Between 1 July and 31 December last year, Telstra got a whopping 40,644 requests from law enforcement bodies for customer data.
Telstra breaks the requests down into four categories:
• Telstra customer information, carriage service records and pre-warrant checks
• Life threatening situations and Triple Zero emergency calls
• Court orders
• Warrants for interception or access to stored communications
Here’s just how many requests for data those categories garnered:
A whopping 36,000 requests were made for phone records by law enforcement agencies. Telstra describes these queries as a request for customer information that may appear on a phone bill like a name or address, as well as connection dates. Carriage service records requests include call history and SMS records, and more disturbingly, the email logs of Bigpond customers if required.
Warrant requests are slightly more troubling, however, as they give agencies access to real-time communications as they happen over Telstra’s network.
It’s worth noting that these are the number of requests made to Telstra for data. It doesn’t say if all were agreed to.
Telstra calls this a transparency report, but it’s still quite opaque in nature: Telstra isn’t actually including the number of requests for information made by national security agencies.
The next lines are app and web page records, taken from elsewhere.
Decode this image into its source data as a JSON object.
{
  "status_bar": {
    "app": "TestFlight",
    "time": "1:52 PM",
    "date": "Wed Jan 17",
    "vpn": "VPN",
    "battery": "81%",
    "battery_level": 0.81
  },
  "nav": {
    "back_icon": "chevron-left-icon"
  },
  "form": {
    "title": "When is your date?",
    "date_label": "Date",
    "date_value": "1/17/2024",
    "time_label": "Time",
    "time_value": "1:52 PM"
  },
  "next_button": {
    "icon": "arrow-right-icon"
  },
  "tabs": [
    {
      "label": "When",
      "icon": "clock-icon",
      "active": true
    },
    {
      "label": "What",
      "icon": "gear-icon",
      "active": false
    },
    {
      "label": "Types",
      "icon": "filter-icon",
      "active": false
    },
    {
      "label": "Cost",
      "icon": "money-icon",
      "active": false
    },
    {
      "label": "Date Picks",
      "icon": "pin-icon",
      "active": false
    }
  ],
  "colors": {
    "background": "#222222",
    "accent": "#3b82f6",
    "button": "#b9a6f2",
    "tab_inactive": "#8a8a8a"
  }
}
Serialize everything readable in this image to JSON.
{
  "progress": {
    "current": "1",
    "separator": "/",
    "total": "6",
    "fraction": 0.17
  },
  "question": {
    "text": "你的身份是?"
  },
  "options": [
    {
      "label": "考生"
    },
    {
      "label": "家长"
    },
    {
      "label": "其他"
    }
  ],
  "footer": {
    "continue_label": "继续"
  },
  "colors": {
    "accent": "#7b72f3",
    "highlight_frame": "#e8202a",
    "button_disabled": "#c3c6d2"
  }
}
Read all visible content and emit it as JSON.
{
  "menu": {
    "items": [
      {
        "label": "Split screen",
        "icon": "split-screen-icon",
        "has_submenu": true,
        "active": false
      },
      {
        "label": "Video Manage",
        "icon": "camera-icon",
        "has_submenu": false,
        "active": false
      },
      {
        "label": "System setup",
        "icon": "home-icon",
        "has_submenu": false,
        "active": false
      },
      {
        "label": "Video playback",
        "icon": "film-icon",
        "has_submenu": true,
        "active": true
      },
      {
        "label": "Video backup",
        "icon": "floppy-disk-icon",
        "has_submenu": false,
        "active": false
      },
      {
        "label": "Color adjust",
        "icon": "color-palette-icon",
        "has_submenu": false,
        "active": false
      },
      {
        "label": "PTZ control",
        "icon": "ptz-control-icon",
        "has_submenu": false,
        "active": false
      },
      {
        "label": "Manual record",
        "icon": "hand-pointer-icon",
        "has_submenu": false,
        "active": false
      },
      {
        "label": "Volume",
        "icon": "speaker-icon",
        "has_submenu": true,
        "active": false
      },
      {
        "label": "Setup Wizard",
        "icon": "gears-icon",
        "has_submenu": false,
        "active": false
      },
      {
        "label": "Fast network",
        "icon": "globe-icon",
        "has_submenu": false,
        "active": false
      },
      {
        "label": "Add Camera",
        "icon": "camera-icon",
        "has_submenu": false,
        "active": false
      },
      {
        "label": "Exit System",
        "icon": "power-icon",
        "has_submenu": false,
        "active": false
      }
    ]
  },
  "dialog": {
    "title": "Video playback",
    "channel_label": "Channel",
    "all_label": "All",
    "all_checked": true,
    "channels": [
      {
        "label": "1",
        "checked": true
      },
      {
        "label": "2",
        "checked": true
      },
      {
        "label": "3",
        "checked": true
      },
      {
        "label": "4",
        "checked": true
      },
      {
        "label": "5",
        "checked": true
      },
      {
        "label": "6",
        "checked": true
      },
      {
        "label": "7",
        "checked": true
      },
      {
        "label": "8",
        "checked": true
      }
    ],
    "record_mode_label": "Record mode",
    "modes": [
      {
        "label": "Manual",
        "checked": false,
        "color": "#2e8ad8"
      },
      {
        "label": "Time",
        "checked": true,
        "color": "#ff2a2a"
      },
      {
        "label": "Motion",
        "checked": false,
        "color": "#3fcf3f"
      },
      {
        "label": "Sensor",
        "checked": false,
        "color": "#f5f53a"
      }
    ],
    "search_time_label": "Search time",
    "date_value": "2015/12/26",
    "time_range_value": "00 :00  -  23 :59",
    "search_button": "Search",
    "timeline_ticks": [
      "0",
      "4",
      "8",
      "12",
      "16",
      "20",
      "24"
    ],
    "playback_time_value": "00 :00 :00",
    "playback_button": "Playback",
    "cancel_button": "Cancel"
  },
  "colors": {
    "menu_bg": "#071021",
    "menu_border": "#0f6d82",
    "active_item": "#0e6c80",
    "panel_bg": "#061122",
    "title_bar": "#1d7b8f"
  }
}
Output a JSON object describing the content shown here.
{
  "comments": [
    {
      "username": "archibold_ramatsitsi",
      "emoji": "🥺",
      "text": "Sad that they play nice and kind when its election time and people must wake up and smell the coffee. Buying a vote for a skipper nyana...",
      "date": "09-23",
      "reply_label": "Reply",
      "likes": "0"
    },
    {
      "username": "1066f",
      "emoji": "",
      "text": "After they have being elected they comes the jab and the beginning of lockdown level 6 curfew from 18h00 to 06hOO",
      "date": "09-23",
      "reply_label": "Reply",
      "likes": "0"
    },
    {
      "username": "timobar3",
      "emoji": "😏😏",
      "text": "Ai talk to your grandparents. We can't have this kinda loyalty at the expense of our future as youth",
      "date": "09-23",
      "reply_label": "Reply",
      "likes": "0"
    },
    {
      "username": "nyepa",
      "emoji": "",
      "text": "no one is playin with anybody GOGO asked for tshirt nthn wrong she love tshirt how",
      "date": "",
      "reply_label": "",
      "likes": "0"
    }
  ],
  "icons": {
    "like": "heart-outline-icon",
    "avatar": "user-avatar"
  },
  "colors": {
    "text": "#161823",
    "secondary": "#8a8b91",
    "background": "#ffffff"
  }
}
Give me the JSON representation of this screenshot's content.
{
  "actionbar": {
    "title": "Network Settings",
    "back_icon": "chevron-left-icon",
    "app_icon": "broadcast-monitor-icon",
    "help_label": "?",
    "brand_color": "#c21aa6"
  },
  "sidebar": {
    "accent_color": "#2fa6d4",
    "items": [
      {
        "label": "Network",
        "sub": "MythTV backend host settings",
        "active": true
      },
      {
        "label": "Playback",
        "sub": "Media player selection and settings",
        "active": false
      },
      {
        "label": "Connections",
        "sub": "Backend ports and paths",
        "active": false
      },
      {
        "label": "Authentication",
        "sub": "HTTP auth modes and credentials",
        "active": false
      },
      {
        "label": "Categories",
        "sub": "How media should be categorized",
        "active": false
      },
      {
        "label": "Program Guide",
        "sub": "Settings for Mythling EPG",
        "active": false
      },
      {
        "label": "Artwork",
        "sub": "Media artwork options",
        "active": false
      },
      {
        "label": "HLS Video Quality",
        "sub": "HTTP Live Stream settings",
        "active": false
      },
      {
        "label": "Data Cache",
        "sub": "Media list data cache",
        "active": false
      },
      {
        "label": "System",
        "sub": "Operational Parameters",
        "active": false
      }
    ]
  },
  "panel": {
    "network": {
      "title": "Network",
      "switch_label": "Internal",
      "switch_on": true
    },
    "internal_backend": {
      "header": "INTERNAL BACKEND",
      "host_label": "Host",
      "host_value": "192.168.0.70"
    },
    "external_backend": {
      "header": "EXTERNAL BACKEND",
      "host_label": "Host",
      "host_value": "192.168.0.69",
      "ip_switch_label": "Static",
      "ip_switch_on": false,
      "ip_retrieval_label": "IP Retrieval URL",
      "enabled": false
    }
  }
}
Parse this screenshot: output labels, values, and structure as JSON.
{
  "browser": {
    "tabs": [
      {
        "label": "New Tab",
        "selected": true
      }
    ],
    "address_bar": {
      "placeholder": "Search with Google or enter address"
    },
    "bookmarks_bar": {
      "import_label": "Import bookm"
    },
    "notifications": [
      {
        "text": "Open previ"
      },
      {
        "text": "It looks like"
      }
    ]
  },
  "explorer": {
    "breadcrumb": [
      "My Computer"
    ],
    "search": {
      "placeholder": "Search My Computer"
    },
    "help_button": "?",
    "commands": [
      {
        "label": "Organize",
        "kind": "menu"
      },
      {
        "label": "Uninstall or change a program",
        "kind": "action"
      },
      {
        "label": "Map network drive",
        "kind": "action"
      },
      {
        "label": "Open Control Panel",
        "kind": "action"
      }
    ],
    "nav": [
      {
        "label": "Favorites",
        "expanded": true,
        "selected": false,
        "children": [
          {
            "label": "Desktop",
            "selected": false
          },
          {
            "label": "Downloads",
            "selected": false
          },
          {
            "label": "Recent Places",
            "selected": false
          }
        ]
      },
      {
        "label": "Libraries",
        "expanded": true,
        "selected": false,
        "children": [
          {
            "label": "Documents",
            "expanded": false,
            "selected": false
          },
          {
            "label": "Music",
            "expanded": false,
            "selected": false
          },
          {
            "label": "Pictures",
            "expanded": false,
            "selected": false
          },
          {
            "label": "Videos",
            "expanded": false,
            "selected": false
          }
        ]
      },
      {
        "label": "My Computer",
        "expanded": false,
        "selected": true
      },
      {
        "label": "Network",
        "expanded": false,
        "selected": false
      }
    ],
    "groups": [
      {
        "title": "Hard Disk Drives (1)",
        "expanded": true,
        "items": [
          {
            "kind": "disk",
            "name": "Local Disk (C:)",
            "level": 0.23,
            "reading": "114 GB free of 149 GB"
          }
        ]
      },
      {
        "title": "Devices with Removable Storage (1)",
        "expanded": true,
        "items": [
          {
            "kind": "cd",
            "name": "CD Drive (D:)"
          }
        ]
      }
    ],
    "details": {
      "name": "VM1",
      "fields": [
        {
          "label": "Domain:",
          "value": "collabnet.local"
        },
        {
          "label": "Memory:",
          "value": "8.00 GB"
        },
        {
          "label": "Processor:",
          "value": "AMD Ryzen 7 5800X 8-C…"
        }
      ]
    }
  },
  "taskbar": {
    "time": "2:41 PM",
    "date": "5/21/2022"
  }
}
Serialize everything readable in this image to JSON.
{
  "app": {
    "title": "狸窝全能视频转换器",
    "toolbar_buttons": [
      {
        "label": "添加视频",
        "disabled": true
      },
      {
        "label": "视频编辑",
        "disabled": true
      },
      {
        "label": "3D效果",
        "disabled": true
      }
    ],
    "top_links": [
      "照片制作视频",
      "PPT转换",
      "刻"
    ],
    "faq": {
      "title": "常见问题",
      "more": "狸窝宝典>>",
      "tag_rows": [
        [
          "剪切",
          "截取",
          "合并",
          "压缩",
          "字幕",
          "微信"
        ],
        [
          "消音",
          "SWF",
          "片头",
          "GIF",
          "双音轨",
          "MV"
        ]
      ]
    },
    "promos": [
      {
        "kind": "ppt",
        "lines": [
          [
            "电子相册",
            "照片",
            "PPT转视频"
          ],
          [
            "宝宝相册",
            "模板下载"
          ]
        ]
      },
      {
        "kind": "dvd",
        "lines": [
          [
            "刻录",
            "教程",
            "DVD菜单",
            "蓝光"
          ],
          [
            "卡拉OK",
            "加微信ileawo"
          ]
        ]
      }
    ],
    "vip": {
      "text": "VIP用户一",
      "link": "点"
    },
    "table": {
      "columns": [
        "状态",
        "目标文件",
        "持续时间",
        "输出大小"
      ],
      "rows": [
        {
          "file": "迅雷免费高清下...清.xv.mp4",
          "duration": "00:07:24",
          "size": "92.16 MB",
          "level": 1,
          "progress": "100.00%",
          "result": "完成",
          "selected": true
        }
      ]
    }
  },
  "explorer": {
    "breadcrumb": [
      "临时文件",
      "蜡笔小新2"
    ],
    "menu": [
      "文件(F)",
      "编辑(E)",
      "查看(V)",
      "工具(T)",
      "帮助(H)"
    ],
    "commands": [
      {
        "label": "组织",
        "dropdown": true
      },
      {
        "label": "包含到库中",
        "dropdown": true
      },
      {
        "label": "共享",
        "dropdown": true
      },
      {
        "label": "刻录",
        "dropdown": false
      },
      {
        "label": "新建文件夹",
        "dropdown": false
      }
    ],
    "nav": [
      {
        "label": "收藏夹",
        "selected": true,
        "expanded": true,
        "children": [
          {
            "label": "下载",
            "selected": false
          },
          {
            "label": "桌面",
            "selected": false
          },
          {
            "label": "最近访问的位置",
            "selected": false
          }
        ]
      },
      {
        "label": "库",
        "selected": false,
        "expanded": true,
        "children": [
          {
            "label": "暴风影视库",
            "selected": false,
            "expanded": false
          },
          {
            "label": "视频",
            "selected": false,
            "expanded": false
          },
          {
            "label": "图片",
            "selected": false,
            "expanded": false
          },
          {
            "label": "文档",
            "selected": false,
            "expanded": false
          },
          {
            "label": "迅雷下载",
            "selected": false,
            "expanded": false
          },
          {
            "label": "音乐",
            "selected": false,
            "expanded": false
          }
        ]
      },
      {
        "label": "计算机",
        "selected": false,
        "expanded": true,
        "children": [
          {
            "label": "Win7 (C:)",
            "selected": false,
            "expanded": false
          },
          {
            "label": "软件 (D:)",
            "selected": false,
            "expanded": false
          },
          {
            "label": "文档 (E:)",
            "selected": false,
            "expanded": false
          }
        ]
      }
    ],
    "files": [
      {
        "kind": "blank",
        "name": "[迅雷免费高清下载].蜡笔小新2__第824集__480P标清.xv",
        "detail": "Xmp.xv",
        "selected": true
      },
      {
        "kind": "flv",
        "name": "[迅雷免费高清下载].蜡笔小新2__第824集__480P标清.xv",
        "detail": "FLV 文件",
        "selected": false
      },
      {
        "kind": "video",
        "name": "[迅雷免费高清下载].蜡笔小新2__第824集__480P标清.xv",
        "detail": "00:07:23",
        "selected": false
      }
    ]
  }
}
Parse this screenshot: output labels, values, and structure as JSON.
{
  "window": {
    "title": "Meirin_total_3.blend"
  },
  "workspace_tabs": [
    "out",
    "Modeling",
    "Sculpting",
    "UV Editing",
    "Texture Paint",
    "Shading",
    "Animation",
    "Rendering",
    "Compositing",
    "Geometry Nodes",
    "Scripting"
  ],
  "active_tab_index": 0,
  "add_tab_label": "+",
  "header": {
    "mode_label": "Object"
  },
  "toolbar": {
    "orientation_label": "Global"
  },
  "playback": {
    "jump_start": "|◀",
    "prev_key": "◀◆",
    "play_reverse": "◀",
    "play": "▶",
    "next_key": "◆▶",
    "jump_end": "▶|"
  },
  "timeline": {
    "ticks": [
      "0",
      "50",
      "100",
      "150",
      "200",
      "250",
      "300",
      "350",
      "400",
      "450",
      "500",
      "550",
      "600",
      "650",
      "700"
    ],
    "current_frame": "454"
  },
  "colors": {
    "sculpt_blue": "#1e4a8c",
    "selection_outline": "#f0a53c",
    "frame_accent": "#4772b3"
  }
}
The number could be in the millions and we’d never know it.
Check out the full report here.